He had lots of time in the hospital, so he cleaned up his room very nice, which took him  long time to do a little, but he had little else to do.
He arranged the room just like he wanted it.
Nurses told him that they felt peace whenever they went in his room.
One technician was asking him how come his room felt peaceful, which was different than all the other rooms.
Alan was going to answer him, but just then the doctor came in and said that he was being discharged.
He recovered amazingly fast.
He shared about it in his Bible study group saying that he had such peace.
One of the group members said, You have peace now, but when Armageddon comes you won't have peace.
Alan researched it in the Bible and found that the opposite of peace is fear, not war.
That is why he had peace, because he did not have fear.
Some time later he went to the hospital again for kidney stones.
The same technician came to his room.
Alan told him the answer to the question he had asked before, which answer he did not know before, but he knew it now.
v4- "because I have sinned against You" probably refers to David's sin against Uriah the Hittite, because of which the Lord told him he would suffer (2Sam 12:10). I think this psalm occurred long after that sin, maybe during Adonijah's rebellion (1Ki 1:5-15).

"Because I have sinned against Thee" could modify either or both the preceding "heal my soul" or the following "my foes speak evil of me". In Psalm 38, which I think takes place at the same time as this Psalm, David says he suffers both sickness and foes' evil speaking because of his sins.. It is told that David's house would suffer the sword because of his sin against Uriah (2Sam 12:10). So David realized that Adonijah's and Absalom's rebellions against him were because of that sin.

A person should pray that his spiritual shortcoming be cured, not only its physical symptoms - Rabbi David Kimchi (aka RaDaK) (1160-1235)
v5 - During Adonijah's rebellion, David was old and would die soon.
v9 - "heel" indicates cheating as in Jacob being called a heel-holder (Gen 27:36 etc).

David had 2 trusted friends who betrayed him in ways that foreshadow Judas: Ahithophel who betrayed him in Absalom's rebellion (2Sam 17:23) and Joab in Adonijah's rebellion (1Ki 1:7; 2Sam 20:9-10). I think this verse refers to Joab because during Adonijah's rebellion, David was sick and near to death.

The Lord said that Judas fulfilled this verse (Joh 13:18). The previous verses of this psalm cannot be about Jesus because David says that he had sinned against the Lord. Verses 9 to the end seem to be about both David and Jesus.
v10 - I took the "by this" at the beginning of v11 and put it on the end of v10.
By his being raised up from his sickbed, David will repay  his foes by disappointing their hopes for his downfall. - Rabbi Hirsch (1808-88). This is the accepted Jewish interpretation.
v13 - This Doxology closes the first book of the Psalter. Each of the 5 books ends in a similar manner. - F. B. Meyer
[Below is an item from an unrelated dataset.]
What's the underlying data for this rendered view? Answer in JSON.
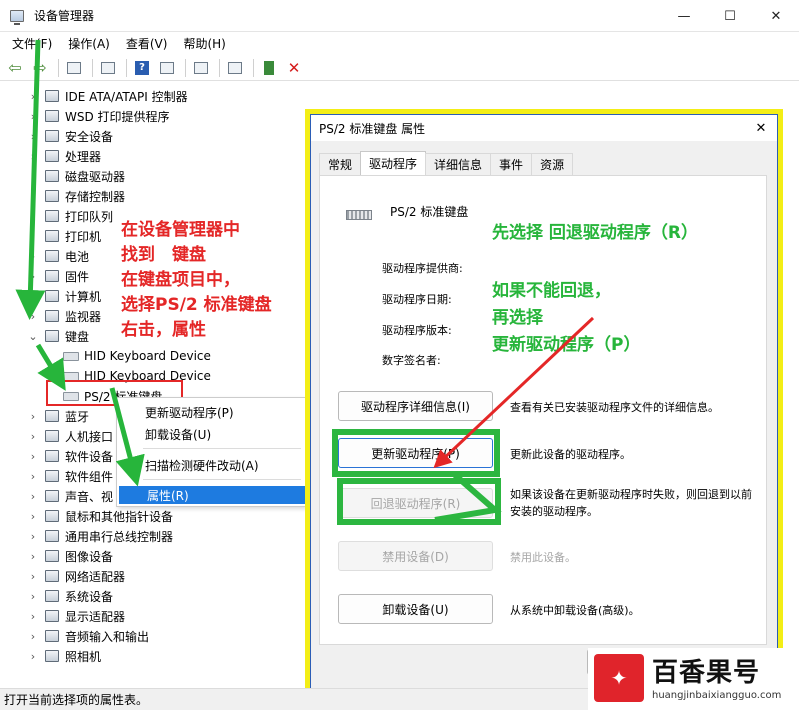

"Amen and amen" is used 2 other times in the Bible, also at the end of of the last psalm of the next 2 books of psalms: Ps 72:19; 89:52. Psalm 72 is the last psalm of Book 2 of the Psalms and Psalm 89 is the last psalm of Book 3.  
The last psalm of Book 4, Psalm 106, ends with "Amen, Hallelujah!".  The final psalm of Book 5, Psalm 150, the last psalm, ends with "Praise Yah, Hallelujah!"

A double amen, without the "and" is in Num 5:22; Neh 8:6. The Lord said this 25 times in the Gospel of John.

-copyright Steve Miller
created 5/15/2015